Knowledge is not yet adequate to estimate the environmental effects of particular types of migration or to model environmental impacts as a function of household size and composition as distinct from population effects.
A major source of uncertainty in projecting future human contributions to global change and analyzing response costs is the rate at which improved technology will lead to the substitution of abundant natural resources for scarce ones and of reproducible capital for depletable resources. Economists and technologists have typically viewed technical change as widening the possibility of substitution among resources. This has frequently led to a bias in favor of assuming adaptation strategies for response rather than mitigation strategies. Ecologists and other biologists have typically regarded substitutability as being narrowly restricted. The argument about biodiversity is, in part, a reflection of these alternative views. The problem has not yet been modeled satisfactorily, nor has sufficient empirical research been conducted to test the alternative perspectives. However, dialogue between the two theoretical camps is increasing and signs of a conceptual synthesis are beginning to appear, in which the questions are formulated in terms of the relationship between rates of substitution and rates of resource consumption.145
Past research has documented some regularities in the time path of change in environmentally significant technologies, including rates of technology diffusion and secular trends toward so-called dematerialization and decarbonization; it has also documented variations around general time trends.146 There has been a lively empirically based debate about the extent to which scarcity may induce innovations that reduce costs and find substitutes, a debate that may be heading toward synthesis.147 Extensive studies have also been conducted of the conditions favoring adoption of technological innovations. This research is starting to make it possible for modelers of global change effects and builders of integrated assessment models to replace ad hoc coefficients of technological change with numbers based on empirical analysis and sound theory.
Important advances in this field include the following: identification of secular trends toward dematerialization and decarbonization of economies, along with variations around these trends; identification of factors influencing the rates of adoption of technological innovations; and identification of the substitution rate of inexhaustible resources for depletable ones as a key parameter for studies of sustainability.

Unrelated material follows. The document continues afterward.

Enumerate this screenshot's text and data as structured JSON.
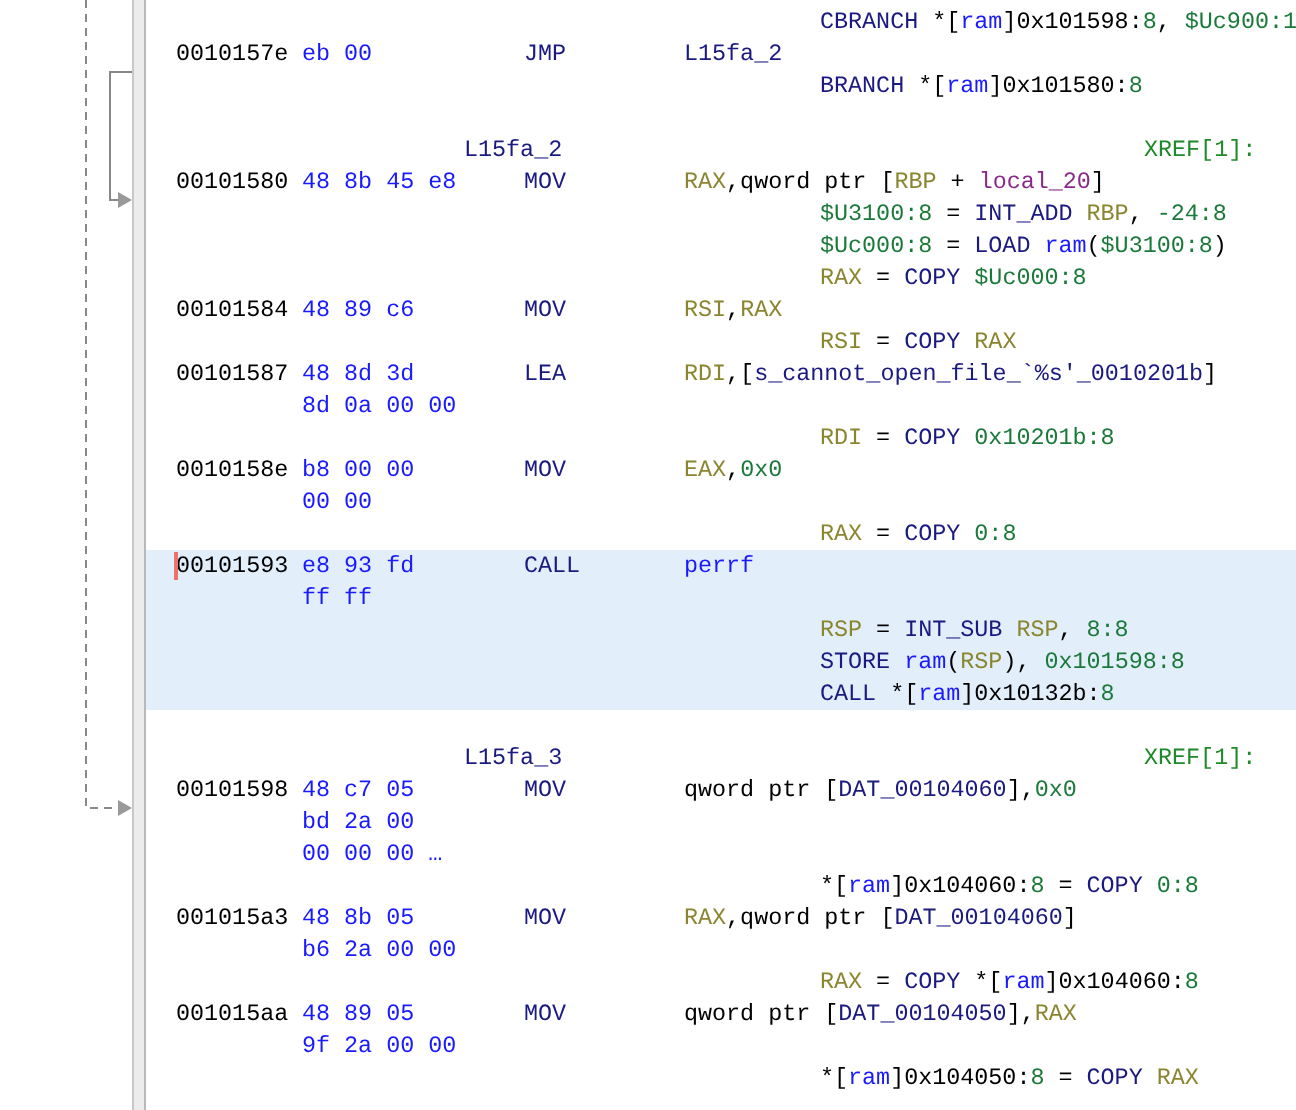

Knowledge is not yet adequate to model the factors influencing variations in average rates of decline in national energy intensity and related indicators and variations around the average among industries and firms or to model the effects of environmental policies on rates of innovation in environmentally benign technologies.